## TASK INSTRUCTIONS
Sift the listing for lines that hold the string "темы" and pull them out.

## RECORDS FOR THE TASK
###
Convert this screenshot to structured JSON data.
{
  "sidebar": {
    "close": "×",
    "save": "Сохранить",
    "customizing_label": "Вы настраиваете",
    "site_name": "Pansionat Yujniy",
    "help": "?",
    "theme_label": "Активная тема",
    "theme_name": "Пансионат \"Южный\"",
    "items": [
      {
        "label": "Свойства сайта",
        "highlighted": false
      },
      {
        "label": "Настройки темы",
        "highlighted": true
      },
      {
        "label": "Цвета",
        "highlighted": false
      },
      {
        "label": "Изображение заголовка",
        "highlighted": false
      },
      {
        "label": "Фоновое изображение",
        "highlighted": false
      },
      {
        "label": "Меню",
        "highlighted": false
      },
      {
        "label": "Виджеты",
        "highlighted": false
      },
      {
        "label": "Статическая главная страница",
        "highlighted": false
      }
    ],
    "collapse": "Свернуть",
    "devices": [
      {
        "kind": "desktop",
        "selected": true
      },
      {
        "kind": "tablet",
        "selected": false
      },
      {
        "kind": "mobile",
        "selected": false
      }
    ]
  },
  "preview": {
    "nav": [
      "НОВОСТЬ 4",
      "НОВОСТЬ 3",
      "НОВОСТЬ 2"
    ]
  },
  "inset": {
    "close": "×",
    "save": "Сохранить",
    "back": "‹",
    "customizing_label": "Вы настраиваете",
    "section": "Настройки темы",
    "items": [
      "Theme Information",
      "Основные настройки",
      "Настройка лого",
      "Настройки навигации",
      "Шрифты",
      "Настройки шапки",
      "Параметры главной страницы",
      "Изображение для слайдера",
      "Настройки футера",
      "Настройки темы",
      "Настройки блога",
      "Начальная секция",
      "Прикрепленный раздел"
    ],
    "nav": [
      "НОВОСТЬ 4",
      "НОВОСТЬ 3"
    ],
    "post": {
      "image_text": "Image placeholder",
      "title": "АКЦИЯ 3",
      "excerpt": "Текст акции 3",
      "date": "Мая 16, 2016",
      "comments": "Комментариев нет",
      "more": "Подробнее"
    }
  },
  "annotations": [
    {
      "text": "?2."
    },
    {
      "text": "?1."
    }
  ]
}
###
## SOLUTION TO THIS PROBLEM
        "label": "Настройки темы",
    "section": "Настройки темы",
      "Настройки темы",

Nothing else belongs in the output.